SOURCE DATA:
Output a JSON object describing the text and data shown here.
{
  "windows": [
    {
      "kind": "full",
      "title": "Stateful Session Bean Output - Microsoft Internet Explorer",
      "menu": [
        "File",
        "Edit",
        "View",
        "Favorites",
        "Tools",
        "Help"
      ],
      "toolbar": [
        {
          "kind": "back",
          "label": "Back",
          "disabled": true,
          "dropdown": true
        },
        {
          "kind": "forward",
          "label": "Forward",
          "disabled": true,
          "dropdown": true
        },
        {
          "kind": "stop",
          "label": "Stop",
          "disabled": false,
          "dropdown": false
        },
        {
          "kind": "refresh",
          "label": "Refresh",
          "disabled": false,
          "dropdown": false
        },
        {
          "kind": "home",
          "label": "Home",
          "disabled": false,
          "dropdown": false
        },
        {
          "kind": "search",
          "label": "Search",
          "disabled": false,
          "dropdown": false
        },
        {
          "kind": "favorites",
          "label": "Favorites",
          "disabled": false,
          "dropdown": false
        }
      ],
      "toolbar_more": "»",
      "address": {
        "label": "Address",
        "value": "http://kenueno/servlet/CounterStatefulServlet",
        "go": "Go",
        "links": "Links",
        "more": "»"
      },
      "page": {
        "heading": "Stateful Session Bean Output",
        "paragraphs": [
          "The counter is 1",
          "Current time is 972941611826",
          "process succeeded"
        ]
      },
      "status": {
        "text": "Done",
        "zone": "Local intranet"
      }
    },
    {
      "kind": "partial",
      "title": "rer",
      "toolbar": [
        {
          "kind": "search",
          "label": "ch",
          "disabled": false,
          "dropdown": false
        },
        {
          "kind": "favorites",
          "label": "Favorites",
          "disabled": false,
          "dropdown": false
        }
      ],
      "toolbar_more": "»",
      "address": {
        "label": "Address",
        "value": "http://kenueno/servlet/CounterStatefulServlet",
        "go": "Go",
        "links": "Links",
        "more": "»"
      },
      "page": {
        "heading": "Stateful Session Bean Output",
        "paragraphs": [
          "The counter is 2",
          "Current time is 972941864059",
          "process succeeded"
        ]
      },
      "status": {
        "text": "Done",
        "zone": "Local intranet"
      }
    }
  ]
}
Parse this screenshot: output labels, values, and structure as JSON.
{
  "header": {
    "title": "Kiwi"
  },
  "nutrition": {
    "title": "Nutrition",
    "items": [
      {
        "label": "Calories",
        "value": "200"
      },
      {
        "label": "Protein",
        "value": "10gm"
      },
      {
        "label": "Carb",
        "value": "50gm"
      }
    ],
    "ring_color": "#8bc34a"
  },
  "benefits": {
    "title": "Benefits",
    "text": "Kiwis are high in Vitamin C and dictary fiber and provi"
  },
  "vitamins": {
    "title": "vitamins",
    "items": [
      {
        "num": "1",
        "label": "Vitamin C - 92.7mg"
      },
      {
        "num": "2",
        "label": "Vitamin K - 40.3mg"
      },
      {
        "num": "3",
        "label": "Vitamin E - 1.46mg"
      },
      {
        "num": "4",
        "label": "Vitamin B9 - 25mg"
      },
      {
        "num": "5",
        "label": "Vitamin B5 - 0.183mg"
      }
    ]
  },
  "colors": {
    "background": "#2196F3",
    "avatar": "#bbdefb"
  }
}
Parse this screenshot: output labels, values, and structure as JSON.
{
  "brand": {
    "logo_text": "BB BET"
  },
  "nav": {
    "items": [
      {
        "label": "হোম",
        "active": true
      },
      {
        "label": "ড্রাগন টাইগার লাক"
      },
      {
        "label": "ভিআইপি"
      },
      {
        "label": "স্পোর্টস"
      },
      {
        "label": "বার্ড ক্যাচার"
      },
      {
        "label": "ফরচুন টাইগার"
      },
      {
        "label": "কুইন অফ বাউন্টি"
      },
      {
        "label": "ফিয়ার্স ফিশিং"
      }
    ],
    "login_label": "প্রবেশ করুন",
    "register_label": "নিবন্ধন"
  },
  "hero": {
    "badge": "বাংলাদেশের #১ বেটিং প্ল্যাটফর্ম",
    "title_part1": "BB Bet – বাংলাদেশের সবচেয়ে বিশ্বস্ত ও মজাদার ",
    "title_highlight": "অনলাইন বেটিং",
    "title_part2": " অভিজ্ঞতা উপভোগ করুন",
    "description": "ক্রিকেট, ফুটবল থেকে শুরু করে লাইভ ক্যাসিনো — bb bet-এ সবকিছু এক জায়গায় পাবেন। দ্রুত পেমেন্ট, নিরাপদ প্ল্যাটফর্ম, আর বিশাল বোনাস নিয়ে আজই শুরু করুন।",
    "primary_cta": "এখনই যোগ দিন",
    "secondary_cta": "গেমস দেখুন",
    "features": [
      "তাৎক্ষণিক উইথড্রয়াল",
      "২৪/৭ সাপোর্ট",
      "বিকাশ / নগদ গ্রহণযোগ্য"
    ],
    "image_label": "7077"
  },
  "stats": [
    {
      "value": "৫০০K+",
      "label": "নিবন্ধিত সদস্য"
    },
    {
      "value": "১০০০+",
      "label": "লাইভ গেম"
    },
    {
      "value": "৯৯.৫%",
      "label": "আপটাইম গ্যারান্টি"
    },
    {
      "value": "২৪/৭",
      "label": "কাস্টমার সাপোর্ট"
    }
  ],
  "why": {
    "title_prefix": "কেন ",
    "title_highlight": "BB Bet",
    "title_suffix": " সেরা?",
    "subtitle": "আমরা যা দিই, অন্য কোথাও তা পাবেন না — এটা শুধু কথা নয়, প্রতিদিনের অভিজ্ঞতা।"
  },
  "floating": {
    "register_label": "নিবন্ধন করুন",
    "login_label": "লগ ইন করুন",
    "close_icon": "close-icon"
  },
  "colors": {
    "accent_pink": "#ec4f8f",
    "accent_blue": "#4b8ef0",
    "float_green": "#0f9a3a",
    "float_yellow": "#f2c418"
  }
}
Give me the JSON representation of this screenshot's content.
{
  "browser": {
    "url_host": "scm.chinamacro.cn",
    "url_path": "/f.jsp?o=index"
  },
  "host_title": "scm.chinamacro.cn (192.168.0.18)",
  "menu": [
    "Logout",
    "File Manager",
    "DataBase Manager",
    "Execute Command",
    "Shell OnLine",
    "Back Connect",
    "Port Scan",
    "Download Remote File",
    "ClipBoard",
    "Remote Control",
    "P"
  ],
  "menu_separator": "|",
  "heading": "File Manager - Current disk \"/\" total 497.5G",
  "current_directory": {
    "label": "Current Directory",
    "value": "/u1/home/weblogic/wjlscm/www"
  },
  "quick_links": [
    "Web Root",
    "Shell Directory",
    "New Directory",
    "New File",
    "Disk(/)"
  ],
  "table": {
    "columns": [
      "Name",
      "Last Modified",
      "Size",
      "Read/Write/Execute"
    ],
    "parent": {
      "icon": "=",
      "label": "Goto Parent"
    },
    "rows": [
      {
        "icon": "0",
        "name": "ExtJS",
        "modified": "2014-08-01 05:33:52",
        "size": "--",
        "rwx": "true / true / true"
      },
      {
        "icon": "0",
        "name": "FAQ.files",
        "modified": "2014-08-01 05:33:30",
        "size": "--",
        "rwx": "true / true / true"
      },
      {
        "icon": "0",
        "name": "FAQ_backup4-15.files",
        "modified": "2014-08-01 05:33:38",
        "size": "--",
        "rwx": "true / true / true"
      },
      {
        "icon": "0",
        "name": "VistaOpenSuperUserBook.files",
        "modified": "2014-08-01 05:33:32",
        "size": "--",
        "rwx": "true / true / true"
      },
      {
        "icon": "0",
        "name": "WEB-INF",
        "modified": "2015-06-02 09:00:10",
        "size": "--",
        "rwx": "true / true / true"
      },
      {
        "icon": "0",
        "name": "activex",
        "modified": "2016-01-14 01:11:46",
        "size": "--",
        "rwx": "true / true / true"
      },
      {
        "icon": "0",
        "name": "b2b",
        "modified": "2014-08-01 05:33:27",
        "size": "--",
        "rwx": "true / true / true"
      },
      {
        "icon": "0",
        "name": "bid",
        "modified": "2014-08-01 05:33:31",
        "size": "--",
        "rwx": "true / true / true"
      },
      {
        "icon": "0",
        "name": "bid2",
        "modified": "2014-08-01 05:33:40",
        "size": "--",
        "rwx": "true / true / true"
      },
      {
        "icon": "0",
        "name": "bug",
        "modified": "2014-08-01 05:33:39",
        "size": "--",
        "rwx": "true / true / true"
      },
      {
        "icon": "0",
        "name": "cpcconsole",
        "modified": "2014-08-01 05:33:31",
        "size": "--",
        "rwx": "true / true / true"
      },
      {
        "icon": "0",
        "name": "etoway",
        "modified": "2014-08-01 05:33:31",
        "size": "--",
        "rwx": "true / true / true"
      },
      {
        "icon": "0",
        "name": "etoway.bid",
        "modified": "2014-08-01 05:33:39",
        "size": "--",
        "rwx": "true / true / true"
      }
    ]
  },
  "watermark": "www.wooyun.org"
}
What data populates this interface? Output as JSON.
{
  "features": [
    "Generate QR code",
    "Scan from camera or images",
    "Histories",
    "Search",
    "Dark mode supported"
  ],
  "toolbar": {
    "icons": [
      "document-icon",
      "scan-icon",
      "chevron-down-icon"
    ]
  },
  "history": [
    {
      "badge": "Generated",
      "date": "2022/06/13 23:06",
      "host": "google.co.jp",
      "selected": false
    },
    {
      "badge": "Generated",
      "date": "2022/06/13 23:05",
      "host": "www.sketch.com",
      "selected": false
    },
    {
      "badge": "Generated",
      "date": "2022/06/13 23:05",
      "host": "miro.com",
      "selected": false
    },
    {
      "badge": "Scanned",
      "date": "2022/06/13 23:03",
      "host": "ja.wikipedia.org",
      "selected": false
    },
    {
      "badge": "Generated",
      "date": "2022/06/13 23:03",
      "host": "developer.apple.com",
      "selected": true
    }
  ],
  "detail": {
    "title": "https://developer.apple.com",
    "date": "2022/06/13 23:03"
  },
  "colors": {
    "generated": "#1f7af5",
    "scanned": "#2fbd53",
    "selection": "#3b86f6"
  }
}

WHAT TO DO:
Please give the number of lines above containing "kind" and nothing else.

SOLUTION FOR THIS EXERCISE:
11